Haliburton represented in All-Around Champion reality TV show

By Darren Lum

Like a veteran movie star, Evan Armstrong already knows how to tease a show since his claim to TV fame after being one of 10 competitors in the second season of the reality television show, All-Around Champion.

“You get hooked. It’s a competition. In spots it’s a little bit dramatic … my grandma watched it and she found she really got connected to the people in the show. She had a personal connection with them and at the end there is a big surprise, so you got to watch and see that,” the 15-year-old Haliburton teen said, grinning.

The show available to view through www.tvokids.com is about gaining new perspectives, whether it’s teaching others and learning about patience to learning a new sport while dealing with anxieties related to pushing past boundaries.

Armstrong, who had an edge going in with experience downhill skiing and snowboarding, spent two months last year sequestered away from family, except for one weekend in a large house in Alliston.

They came from all over North America, competing in 10 winter sports over 10 weeks looking to gain the most points, including a final surprise challenge combining several contests. Each of them had a particular expertise in one of the sports and coached the others for three days before competing against one another in a challenge.

The Grade 10 student at Lakefield College School helped to coach Nordic skiing with Beckie Scott, an Olympic gold medalist.

He discovered he knew more than he thought and gained a greater appreciation for the foundational skills of his sport. Teaching highlighted how patience is an important aspect to coaching effectively.

The other sports included, speed skating, figure skating, snowboarding, mogul skiing, ski jumping, ice climbing, luge, dog mushing and curling.
Overall, he enjoyed his experience despite the waiting around between interviews and setups for shots and not being able to Nordic ski more than the four days.

It taught him the importance of sport and what it means to him, and how much work is required to produce a television show.

“Now I see why actors get paid so much,” he said, smiling. “A lot of work goes in to TV and it’s not just the people you see on camera and the cameramen. There’s so many more people involved in creating a TV show or a movie. People who look after the actors, actresses.”

Produced for a North American audience, the field of 10 teens included five Canadians and five Americans, divided equally by gender. Shooting and everything related, from being interviewed to travelling was a full day affair, starting close to 7 a.m.

Each week there were four days of shooting for the 22 30-minute episodes and then two days off to work out at a nearby gym, catch up on school work or relax. Evan said his teachers were accommodating and gave him extra work to complete without any new lessons.

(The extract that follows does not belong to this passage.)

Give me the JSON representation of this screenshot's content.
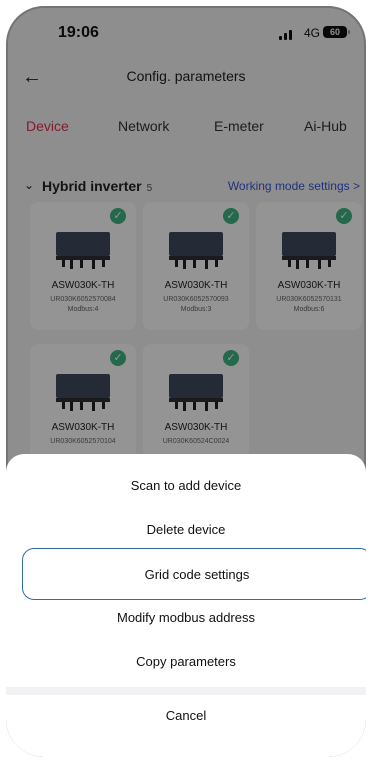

Although filming for the show only included the interview portion with Evan at his home and at Glebe Park, the teenager said the first season included filming at the Minden Whitewater Preserve in Minden and J. Douglas Hodgson Elementary School in Haliburton.

Evan’s father Mike Armstrong said his son had looked forward to being part of the show and that it came about because of his Nordic coach at Kawartha Nordic, who recommended his son and did much of the groundwork for the application and interviews.

“I think I would have to say Evan developed a new respect for athletes in other sports and other sports in general throughout this process,” he said.
See the episodes at www.tvokids.com.